Usage Number: 1
Part Of Speech: Verb
Strong's Number: H3615
Original Word: kalâ
Usage Notes: "to cease, be finished, perish, be completed." This verb occurs in most Semitic languages and in all periods. In Hebrew, it occurs both in the Bible (about 210 times) and in post-biblical literature. The word does not appear in biblical Aramaic.

Basically, the word means "to cease or stop." kalâ may refer to the "end" of a process or action, such as the cessation of God's creating the universe: "And on the seventh day God ended his work which he had made …" (Gen. 2:2, the first occurrence of the word). The word can also refer to the "disappearance" of something: "And the water was spent in the bottle …" (Gen. 21:15). Finally, kalâ can be used of "coming to an end" or "the process of ending": "The barrel of meal shall not waste" (1 Kings 17:14).

Kalâ an have the more positive connotation of "successfully completing" something. 1 Kings 6:38 says that the house of the Lord was "finished throughout all the parts thereof, and according to all [its plans]." In this same sense, the word of the Lord "is fulfilled": "Now in the first year of Cyrus king of Persia, that the word of the Lord by the mouth of Jeremiah might be fulfilled, the Lord stirred up the spirit of Cyrus king of Persia, that he made a proclamation …" (Ezra 1:1). Kalâ sometimes means "making a firm decision." David tells Jonathan that if Saul is very angry, "be sure that evil is determined by him" (1 Sam. 20:7).
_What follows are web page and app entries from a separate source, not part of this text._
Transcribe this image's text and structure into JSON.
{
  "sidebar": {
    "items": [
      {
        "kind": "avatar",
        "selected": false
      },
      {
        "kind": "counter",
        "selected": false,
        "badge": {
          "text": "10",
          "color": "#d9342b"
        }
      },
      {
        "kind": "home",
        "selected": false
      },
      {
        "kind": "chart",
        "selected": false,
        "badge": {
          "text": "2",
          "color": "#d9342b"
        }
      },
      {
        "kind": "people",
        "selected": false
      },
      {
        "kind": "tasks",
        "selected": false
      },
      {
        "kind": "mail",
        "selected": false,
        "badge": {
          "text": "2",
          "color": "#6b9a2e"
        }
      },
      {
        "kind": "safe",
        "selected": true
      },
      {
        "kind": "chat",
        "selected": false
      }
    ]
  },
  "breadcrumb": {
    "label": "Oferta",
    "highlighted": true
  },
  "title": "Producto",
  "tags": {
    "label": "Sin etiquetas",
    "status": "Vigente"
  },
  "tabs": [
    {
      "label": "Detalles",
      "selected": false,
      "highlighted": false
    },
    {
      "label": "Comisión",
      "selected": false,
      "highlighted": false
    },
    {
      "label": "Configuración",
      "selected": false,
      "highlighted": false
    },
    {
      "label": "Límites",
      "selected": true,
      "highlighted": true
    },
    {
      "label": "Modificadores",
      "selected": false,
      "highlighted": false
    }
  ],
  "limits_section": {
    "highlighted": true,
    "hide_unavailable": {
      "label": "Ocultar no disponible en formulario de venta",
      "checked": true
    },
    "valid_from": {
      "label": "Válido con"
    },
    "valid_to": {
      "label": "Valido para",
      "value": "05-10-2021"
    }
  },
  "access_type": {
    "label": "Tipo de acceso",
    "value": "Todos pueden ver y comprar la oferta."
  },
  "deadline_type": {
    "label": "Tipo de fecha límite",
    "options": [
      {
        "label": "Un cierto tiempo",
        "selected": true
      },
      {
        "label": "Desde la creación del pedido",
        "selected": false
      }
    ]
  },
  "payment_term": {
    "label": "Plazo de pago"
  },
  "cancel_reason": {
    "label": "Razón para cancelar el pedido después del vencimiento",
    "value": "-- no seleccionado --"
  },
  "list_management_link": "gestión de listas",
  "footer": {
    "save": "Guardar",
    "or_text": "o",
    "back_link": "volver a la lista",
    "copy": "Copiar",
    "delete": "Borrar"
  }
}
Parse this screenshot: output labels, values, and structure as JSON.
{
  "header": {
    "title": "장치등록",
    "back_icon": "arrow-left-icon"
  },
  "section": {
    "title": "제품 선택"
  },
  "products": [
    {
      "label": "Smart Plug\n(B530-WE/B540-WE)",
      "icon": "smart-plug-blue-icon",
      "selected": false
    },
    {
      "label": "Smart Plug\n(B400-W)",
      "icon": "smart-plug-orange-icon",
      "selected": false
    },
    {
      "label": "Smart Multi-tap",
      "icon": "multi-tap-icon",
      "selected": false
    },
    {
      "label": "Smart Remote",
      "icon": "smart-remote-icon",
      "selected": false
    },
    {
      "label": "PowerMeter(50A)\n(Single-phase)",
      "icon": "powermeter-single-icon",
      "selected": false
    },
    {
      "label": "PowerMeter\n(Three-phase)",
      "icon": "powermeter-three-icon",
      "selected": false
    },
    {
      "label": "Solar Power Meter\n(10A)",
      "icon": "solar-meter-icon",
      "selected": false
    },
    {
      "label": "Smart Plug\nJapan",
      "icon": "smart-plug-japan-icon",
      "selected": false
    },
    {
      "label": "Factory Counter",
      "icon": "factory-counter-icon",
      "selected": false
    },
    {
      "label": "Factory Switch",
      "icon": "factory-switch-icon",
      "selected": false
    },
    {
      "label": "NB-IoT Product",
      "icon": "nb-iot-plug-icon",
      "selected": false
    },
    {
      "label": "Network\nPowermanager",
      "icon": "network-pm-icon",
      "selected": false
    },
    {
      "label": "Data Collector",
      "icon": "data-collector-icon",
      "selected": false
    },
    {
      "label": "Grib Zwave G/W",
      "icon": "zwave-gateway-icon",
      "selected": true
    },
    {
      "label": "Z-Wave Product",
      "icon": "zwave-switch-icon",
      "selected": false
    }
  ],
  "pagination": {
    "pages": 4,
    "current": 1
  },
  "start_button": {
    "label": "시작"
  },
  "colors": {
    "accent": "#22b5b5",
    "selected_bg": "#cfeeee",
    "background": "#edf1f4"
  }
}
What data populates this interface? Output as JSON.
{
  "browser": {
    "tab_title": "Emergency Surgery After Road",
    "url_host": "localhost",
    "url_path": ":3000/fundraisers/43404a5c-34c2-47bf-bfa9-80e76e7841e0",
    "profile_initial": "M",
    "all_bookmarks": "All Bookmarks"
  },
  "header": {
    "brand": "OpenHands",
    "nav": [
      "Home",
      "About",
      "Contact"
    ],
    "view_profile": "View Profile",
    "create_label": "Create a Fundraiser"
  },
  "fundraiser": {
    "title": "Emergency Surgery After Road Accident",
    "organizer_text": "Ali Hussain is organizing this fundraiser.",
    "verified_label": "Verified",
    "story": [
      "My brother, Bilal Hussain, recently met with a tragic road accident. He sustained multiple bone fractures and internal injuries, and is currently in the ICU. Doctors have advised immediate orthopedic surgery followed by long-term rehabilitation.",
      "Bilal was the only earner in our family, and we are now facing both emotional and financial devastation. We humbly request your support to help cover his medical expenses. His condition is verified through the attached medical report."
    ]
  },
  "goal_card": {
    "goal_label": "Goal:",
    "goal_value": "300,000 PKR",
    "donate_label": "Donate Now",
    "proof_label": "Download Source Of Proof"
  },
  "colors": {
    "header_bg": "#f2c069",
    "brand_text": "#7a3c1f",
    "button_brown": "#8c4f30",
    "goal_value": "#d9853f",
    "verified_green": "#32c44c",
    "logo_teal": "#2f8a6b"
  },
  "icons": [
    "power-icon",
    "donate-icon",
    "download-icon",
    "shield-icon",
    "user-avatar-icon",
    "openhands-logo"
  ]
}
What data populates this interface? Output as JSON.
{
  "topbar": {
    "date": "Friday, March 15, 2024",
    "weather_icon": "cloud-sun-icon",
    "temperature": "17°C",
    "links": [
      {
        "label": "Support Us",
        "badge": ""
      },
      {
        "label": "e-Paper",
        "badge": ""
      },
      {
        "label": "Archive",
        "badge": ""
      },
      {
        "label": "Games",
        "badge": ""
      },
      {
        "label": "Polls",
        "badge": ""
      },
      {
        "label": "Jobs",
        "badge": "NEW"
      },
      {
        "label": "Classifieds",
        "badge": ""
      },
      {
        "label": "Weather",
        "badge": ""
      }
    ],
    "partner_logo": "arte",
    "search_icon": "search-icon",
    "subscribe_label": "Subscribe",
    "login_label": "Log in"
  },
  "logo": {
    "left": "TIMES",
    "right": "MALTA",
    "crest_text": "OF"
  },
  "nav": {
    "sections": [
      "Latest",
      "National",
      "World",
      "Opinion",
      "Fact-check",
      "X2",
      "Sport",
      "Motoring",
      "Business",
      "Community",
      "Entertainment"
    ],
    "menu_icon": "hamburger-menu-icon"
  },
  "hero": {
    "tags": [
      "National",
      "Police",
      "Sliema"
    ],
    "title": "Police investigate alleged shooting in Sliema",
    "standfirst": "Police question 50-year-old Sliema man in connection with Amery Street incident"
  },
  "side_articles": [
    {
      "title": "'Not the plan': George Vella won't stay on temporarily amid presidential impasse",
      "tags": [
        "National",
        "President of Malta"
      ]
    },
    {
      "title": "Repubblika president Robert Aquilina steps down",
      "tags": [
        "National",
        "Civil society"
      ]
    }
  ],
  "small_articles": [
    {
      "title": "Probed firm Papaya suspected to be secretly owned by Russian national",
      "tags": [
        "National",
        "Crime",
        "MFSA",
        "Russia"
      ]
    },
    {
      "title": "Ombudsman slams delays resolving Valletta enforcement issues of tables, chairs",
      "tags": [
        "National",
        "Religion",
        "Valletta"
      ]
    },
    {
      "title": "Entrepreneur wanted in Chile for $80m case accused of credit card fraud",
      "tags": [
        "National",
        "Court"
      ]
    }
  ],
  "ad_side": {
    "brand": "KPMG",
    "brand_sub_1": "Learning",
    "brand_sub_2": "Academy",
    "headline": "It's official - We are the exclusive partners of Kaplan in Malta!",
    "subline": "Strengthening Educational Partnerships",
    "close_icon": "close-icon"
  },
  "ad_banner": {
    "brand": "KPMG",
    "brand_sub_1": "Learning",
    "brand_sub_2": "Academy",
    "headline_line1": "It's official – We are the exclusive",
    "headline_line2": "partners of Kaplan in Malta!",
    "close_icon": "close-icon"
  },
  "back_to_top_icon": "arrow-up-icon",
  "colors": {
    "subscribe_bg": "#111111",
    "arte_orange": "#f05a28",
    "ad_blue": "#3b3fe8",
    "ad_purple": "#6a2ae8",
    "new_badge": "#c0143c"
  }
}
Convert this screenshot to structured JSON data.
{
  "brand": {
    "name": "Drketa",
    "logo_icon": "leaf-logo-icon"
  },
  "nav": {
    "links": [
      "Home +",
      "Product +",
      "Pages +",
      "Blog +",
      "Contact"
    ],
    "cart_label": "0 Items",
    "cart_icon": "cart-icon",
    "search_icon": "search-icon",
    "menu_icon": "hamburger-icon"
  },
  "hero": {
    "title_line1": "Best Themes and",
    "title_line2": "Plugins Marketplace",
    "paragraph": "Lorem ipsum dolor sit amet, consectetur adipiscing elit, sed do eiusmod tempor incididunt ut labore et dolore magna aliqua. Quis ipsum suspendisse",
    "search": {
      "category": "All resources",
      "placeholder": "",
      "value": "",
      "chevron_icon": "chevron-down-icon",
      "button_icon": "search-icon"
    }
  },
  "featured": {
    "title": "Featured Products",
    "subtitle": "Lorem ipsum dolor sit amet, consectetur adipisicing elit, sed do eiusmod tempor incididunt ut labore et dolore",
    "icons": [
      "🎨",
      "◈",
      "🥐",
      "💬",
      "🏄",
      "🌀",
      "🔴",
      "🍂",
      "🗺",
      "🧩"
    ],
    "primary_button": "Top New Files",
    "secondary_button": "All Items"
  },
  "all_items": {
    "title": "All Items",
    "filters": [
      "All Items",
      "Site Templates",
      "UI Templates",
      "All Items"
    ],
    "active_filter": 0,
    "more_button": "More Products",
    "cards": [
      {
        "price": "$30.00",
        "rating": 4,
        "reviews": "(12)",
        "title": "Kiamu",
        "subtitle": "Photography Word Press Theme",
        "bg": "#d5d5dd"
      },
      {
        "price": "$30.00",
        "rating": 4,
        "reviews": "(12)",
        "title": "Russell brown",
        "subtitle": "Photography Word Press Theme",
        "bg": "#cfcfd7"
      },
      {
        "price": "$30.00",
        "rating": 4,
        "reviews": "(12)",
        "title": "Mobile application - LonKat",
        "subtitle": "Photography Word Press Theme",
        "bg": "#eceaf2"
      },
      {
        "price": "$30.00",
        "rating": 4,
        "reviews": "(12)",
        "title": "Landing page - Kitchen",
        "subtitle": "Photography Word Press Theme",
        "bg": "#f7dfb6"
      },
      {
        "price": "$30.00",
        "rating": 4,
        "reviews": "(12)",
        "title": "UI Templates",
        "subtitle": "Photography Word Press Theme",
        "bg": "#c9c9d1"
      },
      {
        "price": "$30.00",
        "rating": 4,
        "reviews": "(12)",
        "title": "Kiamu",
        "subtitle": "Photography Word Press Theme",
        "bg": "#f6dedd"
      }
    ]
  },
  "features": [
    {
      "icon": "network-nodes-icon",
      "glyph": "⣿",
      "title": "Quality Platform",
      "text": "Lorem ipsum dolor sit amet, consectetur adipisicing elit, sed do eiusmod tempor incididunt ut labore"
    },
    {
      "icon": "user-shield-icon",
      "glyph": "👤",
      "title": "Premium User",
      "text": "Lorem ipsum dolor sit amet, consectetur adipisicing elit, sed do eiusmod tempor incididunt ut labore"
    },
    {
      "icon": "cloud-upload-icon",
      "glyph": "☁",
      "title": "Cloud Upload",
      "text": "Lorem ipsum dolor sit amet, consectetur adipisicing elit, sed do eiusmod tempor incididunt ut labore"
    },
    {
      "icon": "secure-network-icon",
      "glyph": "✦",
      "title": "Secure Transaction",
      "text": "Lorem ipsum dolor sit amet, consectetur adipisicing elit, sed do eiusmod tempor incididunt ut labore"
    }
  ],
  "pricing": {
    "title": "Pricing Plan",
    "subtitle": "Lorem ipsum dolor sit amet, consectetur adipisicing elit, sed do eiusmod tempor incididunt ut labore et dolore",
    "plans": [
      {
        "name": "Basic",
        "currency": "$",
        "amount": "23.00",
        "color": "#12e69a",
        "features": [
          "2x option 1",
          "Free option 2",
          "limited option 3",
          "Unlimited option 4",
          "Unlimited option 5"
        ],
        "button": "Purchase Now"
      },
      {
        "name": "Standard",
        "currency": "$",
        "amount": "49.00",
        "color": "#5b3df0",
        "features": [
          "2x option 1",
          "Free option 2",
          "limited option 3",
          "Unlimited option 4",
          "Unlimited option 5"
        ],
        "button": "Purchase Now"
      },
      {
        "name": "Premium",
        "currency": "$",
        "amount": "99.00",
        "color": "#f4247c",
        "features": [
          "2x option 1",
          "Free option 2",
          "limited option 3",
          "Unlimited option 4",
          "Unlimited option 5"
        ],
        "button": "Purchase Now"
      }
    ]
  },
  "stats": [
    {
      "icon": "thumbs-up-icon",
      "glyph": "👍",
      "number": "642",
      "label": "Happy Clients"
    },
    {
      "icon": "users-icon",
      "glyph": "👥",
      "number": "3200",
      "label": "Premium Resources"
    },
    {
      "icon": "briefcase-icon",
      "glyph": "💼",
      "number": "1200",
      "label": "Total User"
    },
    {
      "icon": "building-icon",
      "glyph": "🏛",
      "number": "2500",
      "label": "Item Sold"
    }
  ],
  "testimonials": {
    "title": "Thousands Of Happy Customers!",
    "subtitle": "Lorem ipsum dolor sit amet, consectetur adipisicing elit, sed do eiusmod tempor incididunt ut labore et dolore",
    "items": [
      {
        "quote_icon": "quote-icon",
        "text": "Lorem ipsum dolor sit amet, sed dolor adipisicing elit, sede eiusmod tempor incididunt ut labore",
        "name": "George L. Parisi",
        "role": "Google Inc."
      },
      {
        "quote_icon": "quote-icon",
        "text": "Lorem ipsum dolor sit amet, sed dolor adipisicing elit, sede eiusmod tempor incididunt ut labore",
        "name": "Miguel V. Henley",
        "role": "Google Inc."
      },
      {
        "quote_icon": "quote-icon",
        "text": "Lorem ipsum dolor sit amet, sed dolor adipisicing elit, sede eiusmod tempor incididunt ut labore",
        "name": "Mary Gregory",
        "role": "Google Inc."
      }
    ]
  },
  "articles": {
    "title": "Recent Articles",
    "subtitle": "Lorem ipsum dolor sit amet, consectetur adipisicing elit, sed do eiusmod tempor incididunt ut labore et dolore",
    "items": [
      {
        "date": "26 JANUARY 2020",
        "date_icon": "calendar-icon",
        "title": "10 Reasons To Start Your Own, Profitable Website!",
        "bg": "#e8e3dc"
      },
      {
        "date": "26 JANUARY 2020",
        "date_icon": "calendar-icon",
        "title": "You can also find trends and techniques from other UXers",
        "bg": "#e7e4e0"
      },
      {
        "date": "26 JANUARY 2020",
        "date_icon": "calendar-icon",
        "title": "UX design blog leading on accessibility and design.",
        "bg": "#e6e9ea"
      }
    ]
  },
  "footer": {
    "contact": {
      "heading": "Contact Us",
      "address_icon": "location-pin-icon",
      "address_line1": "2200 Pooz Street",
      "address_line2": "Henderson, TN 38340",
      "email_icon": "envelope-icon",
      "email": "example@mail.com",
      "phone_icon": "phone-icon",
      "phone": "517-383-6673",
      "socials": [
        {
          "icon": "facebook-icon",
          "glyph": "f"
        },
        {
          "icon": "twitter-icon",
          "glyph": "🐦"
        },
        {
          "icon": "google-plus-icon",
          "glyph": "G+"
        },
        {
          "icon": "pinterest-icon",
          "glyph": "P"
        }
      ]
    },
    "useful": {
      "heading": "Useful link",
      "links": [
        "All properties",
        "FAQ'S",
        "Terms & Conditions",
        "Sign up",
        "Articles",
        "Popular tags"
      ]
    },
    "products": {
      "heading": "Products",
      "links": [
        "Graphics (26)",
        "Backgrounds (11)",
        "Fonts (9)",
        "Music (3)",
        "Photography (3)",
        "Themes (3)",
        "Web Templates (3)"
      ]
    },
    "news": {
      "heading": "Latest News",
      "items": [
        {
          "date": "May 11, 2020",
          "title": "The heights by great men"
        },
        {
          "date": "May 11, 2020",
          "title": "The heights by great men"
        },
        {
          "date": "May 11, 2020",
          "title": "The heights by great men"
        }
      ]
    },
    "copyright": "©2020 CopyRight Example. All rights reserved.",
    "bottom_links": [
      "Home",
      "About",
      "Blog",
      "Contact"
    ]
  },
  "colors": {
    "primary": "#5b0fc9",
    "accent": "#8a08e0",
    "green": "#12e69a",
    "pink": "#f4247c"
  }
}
Negatively, "to complete" something may mean "to make it vanish" or "go away." Kalâ is used in this sense in Deut. 32:23, when God says: "I will heap mischiefs upon them; I will spend mine arrows upon them." In other words, His arrows will "vanish" from His possession. This nuance is used especially of clouds: "As the loud is consumed and vanisheth away …" (Job 7:9). Another negative nuance is to "destroy" something or someone: "the famine shall consume the land" (Gen. 41:30). Along this same line is the use of kalâ in Isa. 1:28: "… They that forsake the Lord shall be consumed"; here, however, the verb is a synonym for "dying" or "perishing." One's sight may also "vanish" and one may go blind: "But the eyes of the wicked shall fail, and they shall not escape…" (Job 11:20). An altogether different emphasis appears when one's heart comes "to an end" or "stops within": "My soul longeth, yea, even fainteth for the courts of the Lord" (Psa. 84:2); the psalmist probably meant that his desire for God's presence was so intense that nothing else had any meaning for him, he "died" to be there.

Usage Number: 2
Part Of Speech: Noun
Strong's Number: H3617
Original Word: kalâ

Usage Notes: "consumption; complete annihilation." Kalâ appears 15 times; one occurrence is Neh. 9:31: "Nevertheless for thy great mercies' sake thou didst not utterly consume them, nor forsake them;…."

Vine's Expository Dictionary of Old Testament Words